EXTRACTED DATA:
=======

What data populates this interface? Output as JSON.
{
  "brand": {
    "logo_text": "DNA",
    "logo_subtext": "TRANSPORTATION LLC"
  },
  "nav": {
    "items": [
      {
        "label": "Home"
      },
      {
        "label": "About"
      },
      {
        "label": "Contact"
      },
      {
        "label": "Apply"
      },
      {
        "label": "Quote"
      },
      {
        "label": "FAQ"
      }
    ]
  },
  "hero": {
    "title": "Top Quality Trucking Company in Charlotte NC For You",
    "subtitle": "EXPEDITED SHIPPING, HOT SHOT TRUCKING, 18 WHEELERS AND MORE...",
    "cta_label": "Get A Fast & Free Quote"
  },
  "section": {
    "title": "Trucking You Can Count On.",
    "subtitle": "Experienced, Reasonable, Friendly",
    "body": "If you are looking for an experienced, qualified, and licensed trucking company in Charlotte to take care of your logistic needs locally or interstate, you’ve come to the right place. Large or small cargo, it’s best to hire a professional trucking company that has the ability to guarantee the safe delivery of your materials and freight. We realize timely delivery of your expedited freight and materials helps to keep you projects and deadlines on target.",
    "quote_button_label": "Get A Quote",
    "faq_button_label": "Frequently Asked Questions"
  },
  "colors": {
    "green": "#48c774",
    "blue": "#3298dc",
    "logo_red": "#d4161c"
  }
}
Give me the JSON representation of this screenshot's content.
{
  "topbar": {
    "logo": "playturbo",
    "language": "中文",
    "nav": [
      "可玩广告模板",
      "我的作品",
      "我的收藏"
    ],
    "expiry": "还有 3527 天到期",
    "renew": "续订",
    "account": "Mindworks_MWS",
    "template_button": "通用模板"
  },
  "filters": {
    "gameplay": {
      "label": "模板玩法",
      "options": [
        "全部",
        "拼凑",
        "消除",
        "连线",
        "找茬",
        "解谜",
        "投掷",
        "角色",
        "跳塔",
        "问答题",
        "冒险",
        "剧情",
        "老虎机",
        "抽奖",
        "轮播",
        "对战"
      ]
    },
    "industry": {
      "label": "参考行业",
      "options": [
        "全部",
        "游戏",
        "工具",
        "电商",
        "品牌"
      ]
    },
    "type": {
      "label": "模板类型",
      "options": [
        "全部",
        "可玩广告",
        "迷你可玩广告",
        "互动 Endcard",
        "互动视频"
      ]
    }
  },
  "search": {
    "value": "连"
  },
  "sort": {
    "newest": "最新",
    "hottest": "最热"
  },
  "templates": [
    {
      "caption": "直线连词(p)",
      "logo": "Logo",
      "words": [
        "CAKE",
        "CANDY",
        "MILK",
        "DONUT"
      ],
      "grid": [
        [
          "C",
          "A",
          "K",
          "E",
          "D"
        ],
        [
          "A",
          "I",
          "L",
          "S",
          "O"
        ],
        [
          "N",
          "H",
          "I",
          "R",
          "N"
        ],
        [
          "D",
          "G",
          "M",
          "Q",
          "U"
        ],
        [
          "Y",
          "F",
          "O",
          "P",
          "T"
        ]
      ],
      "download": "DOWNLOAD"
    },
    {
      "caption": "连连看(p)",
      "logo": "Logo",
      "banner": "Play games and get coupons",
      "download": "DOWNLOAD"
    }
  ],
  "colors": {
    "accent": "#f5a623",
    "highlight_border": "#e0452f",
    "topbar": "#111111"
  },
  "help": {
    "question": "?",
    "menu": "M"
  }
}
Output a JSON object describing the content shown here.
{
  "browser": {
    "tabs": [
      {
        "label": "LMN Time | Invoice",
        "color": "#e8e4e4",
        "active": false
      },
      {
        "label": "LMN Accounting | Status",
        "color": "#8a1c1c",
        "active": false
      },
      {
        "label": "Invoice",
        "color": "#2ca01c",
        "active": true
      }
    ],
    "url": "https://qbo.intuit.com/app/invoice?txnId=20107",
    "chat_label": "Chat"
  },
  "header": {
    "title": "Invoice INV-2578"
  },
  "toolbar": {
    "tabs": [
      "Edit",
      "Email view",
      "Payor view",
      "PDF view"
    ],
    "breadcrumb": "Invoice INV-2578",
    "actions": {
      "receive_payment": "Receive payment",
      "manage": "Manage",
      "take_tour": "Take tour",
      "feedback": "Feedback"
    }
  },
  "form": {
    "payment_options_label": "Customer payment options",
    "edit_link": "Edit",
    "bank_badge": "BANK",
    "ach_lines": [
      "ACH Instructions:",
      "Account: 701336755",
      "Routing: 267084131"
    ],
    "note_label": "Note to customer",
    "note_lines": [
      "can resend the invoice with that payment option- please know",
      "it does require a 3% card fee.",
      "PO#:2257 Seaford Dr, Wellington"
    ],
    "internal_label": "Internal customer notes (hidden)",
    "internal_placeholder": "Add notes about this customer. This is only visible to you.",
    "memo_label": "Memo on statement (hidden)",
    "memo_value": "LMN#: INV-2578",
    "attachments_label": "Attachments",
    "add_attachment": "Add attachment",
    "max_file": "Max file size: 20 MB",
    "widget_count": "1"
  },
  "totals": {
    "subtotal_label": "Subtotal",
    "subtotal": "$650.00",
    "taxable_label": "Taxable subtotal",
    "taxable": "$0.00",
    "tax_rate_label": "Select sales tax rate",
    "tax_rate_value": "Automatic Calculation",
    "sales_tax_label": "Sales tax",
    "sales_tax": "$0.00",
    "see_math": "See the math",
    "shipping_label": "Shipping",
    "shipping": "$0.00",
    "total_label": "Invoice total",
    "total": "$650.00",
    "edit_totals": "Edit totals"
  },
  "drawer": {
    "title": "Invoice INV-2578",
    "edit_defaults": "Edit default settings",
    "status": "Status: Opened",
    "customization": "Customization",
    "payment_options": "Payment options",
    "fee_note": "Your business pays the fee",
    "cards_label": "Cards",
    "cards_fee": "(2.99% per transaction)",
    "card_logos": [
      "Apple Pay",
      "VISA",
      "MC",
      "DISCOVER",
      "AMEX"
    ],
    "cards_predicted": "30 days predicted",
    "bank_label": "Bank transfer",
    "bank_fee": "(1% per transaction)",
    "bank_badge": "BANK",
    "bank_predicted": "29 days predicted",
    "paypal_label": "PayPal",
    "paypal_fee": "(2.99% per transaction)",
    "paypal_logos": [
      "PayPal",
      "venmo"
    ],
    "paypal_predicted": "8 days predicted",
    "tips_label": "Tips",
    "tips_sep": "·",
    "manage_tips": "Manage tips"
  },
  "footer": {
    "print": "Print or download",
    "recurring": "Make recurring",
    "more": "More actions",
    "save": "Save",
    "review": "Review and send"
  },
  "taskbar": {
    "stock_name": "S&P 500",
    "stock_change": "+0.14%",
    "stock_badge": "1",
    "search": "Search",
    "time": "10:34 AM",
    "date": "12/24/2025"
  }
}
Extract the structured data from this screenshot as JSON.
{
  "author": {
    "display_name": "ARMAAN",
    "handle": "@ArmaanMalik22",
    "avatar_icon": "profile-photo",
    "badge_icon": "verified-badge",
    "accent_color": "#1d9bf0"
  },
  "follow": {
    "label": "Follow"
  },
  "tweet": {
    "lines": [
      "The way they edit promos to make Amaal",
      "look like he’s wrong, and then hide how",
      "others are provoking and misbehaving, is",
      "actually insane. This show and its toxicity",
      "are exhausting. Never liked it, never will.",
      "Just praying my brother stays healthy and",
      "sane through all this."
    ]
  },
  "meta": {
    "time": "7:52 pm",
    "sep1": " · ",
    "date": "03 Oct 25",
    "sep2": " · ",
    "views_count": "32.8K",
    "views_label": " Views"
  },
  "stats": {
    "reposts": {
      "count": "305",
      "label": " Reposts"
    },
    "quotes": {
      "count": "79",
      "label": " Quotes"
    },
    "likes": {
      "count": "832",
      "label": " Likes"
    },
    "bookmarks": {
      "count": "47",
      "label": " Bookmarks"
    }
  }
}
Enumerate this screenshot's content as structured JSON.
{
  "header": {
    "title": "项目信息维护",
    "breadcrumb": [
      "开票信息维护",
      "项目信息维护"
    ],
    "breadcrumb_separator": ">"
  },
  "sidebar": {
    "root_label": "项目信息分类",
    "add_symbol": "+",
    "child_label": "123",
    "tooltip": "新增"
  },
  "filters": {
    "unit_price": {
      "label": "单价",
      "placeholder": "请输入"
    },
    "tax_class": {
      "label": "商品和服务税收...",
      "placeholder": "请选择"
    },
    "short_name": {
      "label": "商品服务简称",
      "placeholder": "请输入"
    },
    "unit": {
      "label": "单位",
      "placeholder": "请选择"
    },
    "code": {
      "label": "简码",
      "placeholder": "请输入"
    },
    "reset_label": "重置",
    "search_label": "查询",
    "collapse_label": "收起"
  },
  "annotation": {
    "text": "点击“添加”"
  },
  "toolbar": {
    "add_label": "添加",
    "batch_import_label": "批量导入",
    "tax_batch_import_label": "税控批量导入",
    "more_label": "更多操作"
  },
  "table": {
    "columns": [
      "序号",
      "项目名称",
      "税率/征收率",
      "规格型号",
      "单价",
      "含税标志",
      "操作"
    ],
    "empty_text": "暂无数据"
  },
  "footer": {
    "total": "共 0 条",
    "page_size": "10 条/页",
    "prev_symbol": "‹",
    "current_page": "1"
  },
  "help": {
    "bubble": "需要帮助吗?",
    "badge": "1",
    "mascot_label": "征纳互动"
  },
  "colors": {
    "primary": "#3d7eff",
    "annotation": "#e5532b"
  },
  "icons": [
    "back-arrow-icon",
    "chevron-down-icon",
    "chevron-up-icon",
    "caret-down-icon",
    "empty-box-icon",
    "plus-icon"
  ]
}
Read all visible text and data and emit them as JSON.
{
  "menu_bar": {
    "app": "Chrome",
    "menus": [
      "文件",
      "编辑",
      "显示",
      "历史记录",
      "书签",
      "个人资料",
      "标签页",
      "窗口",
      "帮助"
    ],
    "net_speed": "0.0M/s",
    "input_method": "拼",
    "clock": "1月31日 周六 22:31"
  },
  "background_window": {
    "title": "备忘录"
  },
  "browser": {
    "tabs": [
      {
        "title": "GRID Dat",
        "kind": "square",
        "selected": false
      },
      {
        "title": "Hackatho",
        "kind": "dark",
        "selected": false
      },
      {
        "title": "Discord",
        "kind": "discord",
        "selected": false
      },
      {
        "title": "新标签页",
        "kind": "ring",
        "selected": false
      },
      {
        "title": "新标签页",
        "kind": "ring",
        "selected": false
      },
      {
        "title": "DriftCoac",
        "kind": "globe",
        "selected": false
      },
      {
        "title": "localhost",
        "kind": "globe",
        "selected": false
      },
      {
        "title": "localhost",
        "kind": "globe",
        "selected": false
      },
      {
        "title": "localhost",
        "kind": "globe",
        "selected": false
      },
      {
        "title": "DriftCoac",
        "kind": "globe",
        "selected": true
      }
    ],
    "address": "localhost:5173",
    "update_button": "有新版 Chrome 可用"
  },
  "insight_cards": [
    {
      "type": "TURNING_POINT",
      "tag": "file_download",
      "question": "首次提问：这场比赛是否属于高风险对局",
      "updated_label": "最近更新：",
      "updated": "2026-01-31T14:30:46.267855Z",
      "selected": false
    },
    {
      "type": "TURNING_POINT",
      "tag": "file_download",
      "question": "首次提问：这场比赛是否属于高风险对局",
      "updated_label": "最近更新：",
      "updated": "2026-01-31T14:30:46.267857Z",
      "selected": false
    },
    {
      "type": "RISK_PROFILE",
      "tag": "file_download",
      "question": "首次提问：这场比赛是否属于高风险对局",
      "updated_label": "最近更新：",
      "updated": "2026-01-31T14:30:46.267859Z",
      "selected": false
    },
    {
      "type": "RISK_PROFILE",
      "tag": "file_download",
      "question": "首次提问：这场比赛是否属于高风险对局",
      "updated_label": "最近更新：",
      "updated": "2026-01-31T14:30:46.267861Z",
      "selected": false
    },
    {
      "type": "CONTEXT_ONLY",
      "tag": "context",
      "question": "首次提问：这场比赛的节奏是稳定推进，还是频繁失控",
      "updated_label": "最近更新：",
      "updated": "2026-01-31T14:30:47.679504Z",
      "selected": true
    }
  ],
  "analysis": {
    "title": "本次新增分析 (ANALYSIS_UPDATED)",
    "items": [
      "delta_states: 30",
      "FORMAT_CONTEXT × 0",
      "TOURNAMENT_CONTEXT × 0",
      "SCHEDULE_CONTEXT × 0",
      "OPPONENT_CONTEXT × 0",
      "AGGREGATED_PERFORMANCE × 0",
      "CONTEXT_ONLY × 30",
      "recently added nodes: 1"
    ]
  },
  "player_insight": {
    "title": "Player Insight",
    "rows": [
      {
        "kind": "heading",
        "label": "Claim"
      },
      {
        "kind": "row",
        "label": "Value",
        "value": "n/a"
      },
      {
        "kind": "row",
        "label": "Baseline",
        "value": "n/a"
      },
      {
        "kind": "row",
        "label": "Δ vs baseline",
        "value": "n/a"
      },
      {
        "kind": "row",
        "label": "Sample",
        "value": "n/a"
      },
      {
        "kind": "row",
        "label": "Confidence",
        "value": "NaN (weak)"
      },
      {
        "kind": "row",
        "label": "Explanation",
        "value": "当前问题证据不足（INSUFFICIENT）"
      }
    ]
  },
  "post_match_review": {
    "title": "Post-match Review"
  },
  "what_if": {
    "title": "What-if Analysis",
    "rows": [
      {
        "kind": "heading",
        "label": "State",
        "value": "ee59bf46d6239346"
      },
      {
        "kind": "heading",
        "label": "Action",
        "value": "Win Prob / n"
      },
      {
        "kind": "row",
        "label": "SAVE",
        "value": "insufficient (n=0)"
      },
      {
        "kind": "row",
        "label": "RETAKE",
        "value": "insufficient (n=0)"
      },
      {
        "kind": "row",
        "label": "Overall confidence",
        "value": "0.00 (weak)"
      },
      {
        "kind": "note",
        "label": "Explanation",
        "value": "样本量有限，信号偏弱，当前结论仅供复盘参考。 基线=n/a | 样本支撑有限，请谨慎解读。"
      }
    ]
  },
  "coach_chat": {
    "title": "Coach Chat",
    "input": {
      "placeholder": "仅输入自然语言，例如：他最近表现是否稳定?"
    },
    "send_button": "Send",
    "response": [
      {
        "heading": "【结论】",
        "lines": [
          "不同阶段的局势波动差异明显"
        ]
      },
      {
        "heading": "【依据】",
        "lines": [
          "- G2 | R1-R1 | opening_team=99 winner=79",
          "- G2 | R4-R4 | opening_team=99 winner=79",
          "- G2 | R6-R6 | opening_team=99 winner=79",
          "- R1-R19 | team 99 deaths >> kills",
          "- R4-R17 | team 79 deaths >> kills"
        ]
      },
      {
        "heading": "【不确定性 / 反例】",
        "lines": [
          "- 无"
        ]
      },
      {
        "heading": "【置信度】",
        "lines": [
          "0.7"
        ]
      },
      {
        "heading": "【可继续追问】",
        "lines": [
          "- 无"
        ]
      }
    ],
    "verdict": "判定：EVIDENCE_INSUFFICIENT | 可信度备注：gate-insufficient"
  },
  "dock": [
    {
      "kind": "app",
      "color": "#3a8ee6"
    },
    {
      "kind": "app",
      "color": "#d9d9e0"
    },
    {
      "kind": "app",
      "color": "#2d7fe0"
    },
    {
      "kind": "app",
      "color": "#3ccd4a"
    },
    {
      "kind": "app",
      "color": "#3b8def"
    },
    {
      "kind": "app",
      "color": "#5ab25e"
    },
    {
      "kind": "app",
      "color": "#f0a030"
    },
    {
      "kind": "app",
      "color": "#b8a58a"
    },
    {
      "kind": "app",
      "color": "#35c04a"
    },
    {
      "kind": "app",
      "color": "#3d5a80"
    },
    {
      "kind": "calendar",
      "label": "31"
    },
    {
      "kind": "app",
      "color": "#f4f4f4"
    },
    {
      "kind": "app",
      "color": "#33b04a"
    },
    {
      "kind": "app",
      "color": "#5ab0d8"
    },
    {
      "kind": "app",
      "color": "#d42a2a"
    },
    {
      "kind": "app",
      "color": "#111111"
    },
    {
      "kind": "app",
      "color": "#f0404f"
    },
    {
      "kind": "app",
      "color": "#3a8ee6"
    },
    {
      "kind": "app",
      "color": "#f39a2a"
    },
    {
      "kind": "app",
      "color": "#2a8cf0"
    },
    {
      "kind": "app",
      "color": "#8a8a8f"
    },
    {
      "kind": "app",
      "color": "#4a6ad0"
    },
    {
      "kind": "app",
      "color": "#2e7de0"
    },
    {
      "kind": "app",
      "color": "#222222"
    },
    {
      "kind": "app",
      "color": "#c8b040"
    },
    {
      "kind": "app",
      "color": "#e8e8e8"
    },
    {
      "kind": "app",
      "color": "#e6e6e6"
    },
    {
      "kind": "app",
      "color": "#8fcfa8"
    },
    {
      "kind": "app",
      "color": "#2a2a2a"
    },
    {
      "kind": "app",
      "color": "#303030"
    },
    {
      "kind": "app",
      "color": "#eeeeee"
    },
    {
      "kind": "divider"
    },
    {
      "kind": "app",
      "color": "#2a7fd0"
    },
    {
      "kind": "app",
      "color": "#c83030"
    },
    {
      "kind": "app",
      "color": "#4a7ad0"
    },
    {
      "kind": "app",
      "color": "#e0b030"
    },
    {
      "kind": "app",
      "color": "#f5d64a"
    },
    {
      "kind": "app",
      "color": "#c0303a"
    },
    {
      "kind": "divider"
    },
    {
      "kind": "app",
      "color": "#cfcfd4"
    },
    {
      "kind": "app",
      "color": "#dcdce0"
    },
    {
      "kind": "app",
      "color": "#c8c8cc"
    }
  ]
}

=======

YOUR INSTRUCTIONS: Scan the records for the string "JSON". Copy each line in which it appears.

SOLUTION TO THE EXERCISE:
What data populates this interface? Output as JSON.
Give me the JSON representation of this screenshot's content.
Output a JSON object describing the content shown here.
Extract the structured data from this screenshot as JSON.
Enumerate this screenshot's content as structured JSON.
Read all visible text and data and emit them as JSON.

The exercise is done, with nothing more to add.